- Low in calories and fat but high in fiber and antioxidants
- Rich in minerals the body needs like copper, calcium, potassium, and phosphorous
- Seeds are a good source of heart healthy fats
- Seeds are also high in zinc (important for wound healing and immune system strength) and iron
Pumpkin Spice V. Pumpkin
The thing about pumpkin is, it’s not all that delicious raw. It usually needs some salt, sage, or other herb, or on the flip side some cinnamon, sugar, and/or pumpkin pie spice, which is made of cinnamon, ginger, nutmeg, and allspice to make all the delicious pumpkin-y things we love. Which is totally fine – I have no problem with pumpkin muffins, pumpkin pie, pumpkin soup, or roasted pumpkin because they actually CONTAIN PUMPKIN.
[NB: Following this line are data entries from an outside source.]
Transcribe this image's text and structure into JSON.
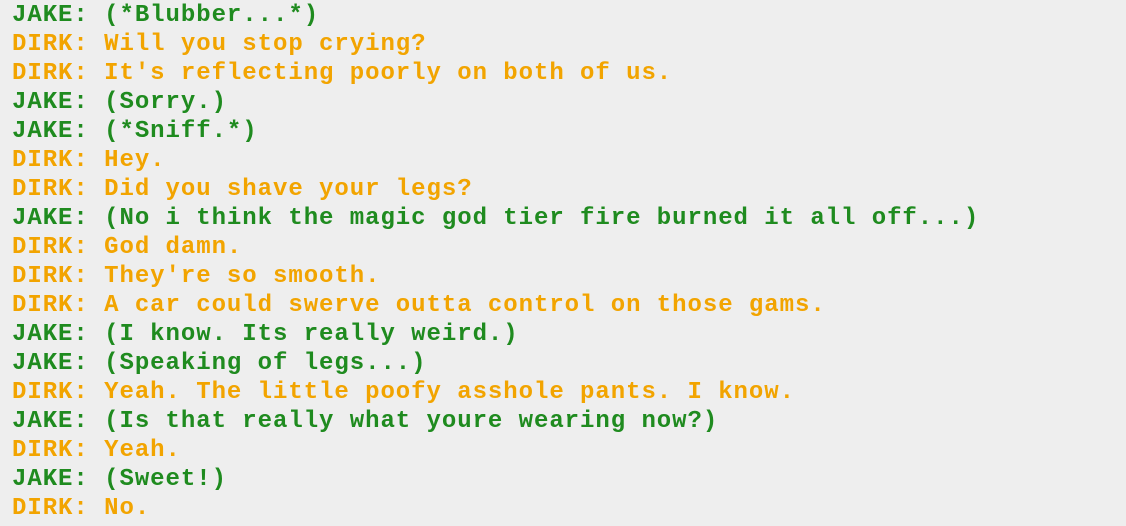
{
  "colors": {
    "jake": "#1f8b1f",
    "dirk": "#f2a400",
    "background": "#eeeeee"
  },
  "log": {
    "lines": [
      {
        "speaker": "jake",
        "text": "JAKE: (*Blubber...*)"
      },
      {
        "speaker": "dirk",
        "text": "DIRK: Will you stop crying?"
      },
      {
        "speaker": "dirk",
        "text": "DIRK: It's reflecting poorly on both of us."
      },
      {
        "speaker": "jake",
        "text": "JAKE: (Sorry.)"
      },
      {
        "speaker": "jake",
        "text": "JAKE: (*Sniff.*)"
      },
      {
        "speaker": "dirk",
        "text": "DIRK: Hey."
      },
      {
        "speaker": "dirk",
        "text": "DIRK: Did you shave your legs?"
      },
      {
        "speaker": "jake",
        "text": "JAKE: (No i think the magic god tier fire burned it all off...)"
      },
      {
        "speaker": "dirk",
        "text": "DIRK: God damn."
      },
      {
        "speaker": "dirk",
        "text": "DIRK: They're so smooth."
      },
      {
        "speaker": "dirk",
        "text": "DIRK: A car could swerve outta control on those gams."
      },
      {
        "speaker": "jake",
        "text": "JAKE: (I know. Its really weird.)"
      },
      {
        "speaker": "jake",
        "text": "JAKE: (Speaking of legs...)"
      },
      {
        "speaker": "dirk",
        "text": "DIRK: Yeah. The little poofy asshole pants. I know."
      },
      {
        "speaker": "jake",
        "text": "JAKE: (Is that really what youre wearing now?)"
      },
      {
        "speaker": "dirk",
        "text": "DIRK: Yeah."
      },
      {
        "speaker": "jake",
        "text": "JAKE: (Sweet!)"
      },
      {
        "speaker": "dirk",
        "text": "DIRK: No."
      }
    ]
  }
}
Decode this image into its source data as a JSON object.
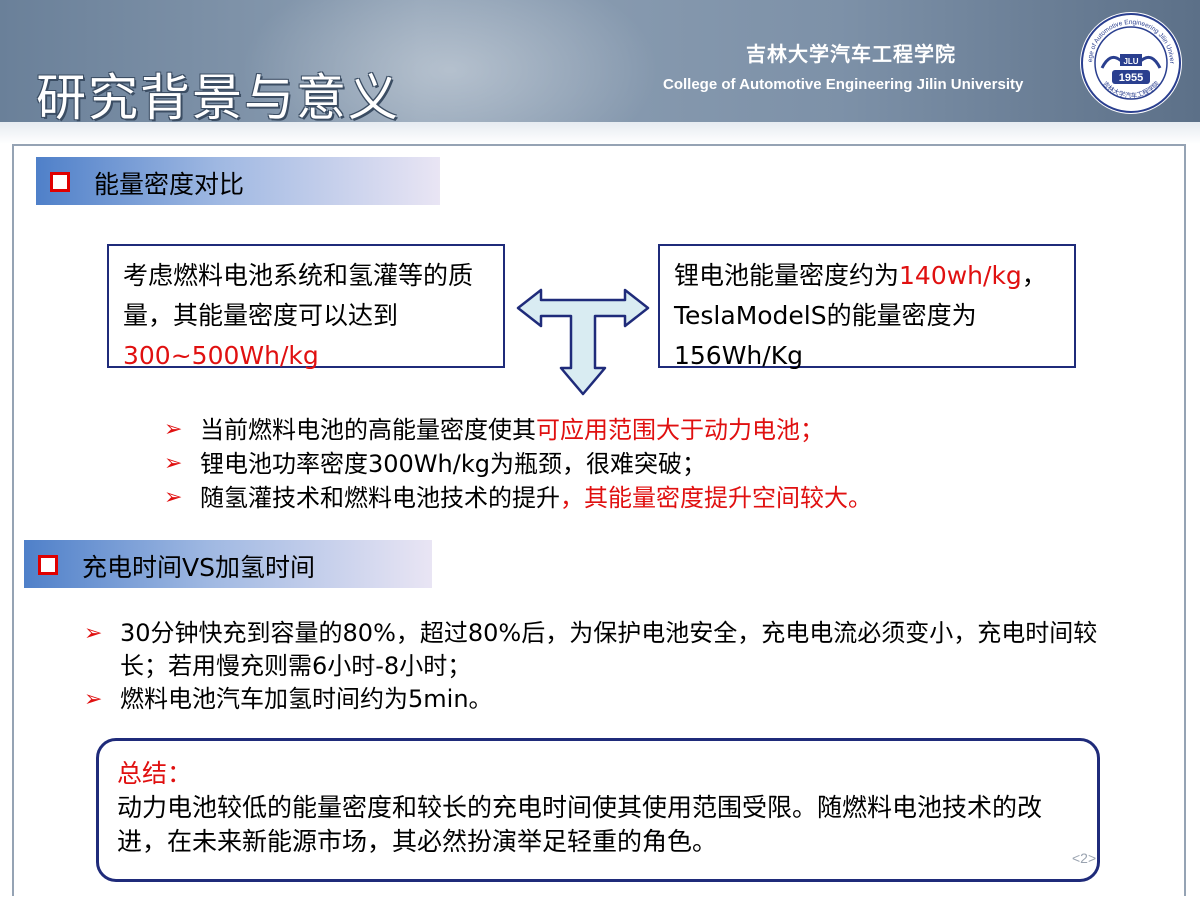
{
  "header": {
    "title": "研究背景与意义",
    "college_cn": "吉林大学汽车工程学院",
    "college_en": "College of Automotive Engineering Jilin University",
    "logo": {
      "ring_text": "College of Automotive Engineering Jilin University",
      "bottom_text": "吉林大学汽车工程学院",
      "center_text": "JLU",
      "year": "1955"
    }
  },
  "section1": {
    "label": "能量密度对比",
    "left_box": {
      "text_a": "考虑燃料电池系统和氢灌等的质量，其能量密度可以达到",
      "text_red": "300~500Wh/kg"
    },
    "right_box": {
      "text_a": "锂电池能量密度约为",
      "text_red": "140wh/kg",
      "text_b": "，TeslaModelS的能量密度为156Wh/Kg"
    },
    "bullets": [
      {
        "text": "当前燃料电池的高能量密度使其",
        "red": "可应用范围大于动力电池；"
      },
      {
        "text": "锂电池功率密度300Wh/kg为瓶颈，很难突破；",
        "red": ""
      },
      {
        "text": "随氢灌技术和燃料电池技术的提升",
        "red": "，其能量密度提升空间较大。"
      }
    ]
  },
  "section2": {
    "label": "充电时间VS加氢时间",
    "bullets": [
      {
        "text": "30分钟快充到容量的80%，超过80%后，为保护电池安全，充电电流必须变小，充电时间较长；若用慢充则需6小时-8小时；"
      },
      {
        "text": "燃料电池汽车加氢时间约为5min。"
      }
    ]
  },
  "summary": {
    "label": "总结：",
    "text": "动力电池较低的能量密度和较长的充电时间使其使用范围受限。随燃料电池技术的改进，在未来新能源市场，其必然扮演举足轻重的角色。"
  },
  "page_number": "<2>",
  "icons": {
    "bullet": "arrow-bullet-icon",
    "section_marker": "checkbox-icon",
    "diagram": "three-way-arrow-icon"
  },
  "colors": {
    "accent_red": "#e01010",
    "border_navy": "#1f2b7a",
    "header_blue": "#7d91a8",
    "arrow_fill": "#d9ecf2"
  }
}
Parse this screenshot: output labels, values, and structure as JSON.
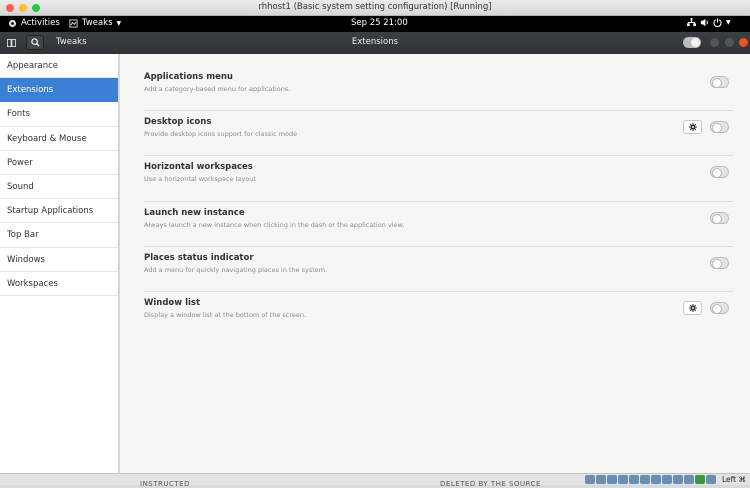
{
  "window": {
    "title": "rhhost1 (Basic system setting configuration) [Running]",
    "traffic_lights": [
      "#fe5f57",
      "#febc2e",
      "#28c840"
    ]
  },
  "gnome_bar": {
    "activities": "Activities",
    "app_menu": "Tweaks",
    "clock": "Sep 25  21:00"
  },
  "header": {
    "app_name": "Tweaks",
    "view_title": "Extensions",
    "global_switch": "off"
  },
  "sidebar": {
    "items": [
      {
        "label": "Appearance"
      },
      {
        "label": "Extensions",
        "selected": true
      },
      {
        "label": "Fonts"
      },
      {
        "label": "Keyboard & Mouse"
      },
      {
        "label": "Power"
      },
      {
        "label": "Sound"
      },
      {
        "label": "Startup Applications"
      },
      {
        "label": "Top Bar"
      },
      {
        "label": "Windows"
      },
      {
        "label": "Workspaces"
      }
    ]
  },
  "extensions": [
    {
      "name": "Applications menu",
      "description": "Add a category-based menu for applications.",
      "has_settings": false,
      "enabled": false
    },
    {
      "name": "Desktop icons",
      "description": "Provide desktop icons support for classic mode",
      "has_settings": true,
      "enabled": false
    },
    {
      "name": "Horizontal workspaces",
      "description": "Use a horizontal workspace layout",
      "has_settings": false,
      "enabled": false
    },
    {
      "name": "Launch new instance",
      "description": "Always launch a new instance when clicking in the dash or the application view.",
      "has_settings": false,
      "enabled": false
    },
    {
      "name": "Places status indicator",
      "description": "Add a menu for quickly navigating places in the system.",
      "has_settings": false,
      "enabled": false
    },
    {
      "name": "Window list",
      "description": "Display a window list at the bottom of the screen.",
      "has_settings": true,
      "enabled": false
    }
  ],
  "statusbar": {
    "host_key": "Left ⌘",
    "ghost_left": "INSTRUCTED",
    "ghost_right": "DELETED BY THE SOURCE"
  },
  "colors": {
    "accent": "#3b80d6",
    "header_bg": "#2f3338",
    "content_bg": "#f6f6f5"
  }
}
My philosophical beef is with the pumpkin posers – most importantly the Starbucks “pumpkin spice latte”. The PSL contains espresso, steamed milk, whipped cream, pumpkin pie spices atop that whipped cream, and pumpkin coffee syrup, which contains pure cane sugar, water, natural flavors, citric acid, sodium benzoate, potassium sorbate (to preserve freshness), and caramel color. Of course I don’t know what these “natural flavors” are, other than that natural flavors are generally any product of or derived from spices, herbs, vegetables and other things found in nature. So, the only pumpkin thing about the PSL is the pumpkin pie spice on top of the whipped cream, and maybe some derivative of pumpkin or pumpkin pie spices hiding under that “natural flavors” moniker. The PSL is also 380 calories and 49 grams of sugar for a 16 ounce serving. Ouch.
As for pumpkin beer, that’s somewhat in the gray area. According to Beer Advocate, some brewers hand cut pumpkin and drop it in the mash, or use pureed pumpkin, and most brewers use the pumpkin pie spices. It seems other brewers may opt for flavorings instead of real pumpkin.
Get Your Pumpkin On The Right Way
There are lots of delicious and healthy things to make with pumpkin. I have a pumpkin soup recipe that I love making every year. There is a whole Pinterest thread dedicated to paleo/primal things one can make with pumpkin, and as a bonus, roasting the seeds after you’ve used the rest of the pumpkin makes a very tasty snack (there are too many great recipe variations to link to just one, so Google it yourself). Just remember:
- Make it with a real pumpkin
- Avoid adding too much sugar
What pumpkin-y things do you like to make?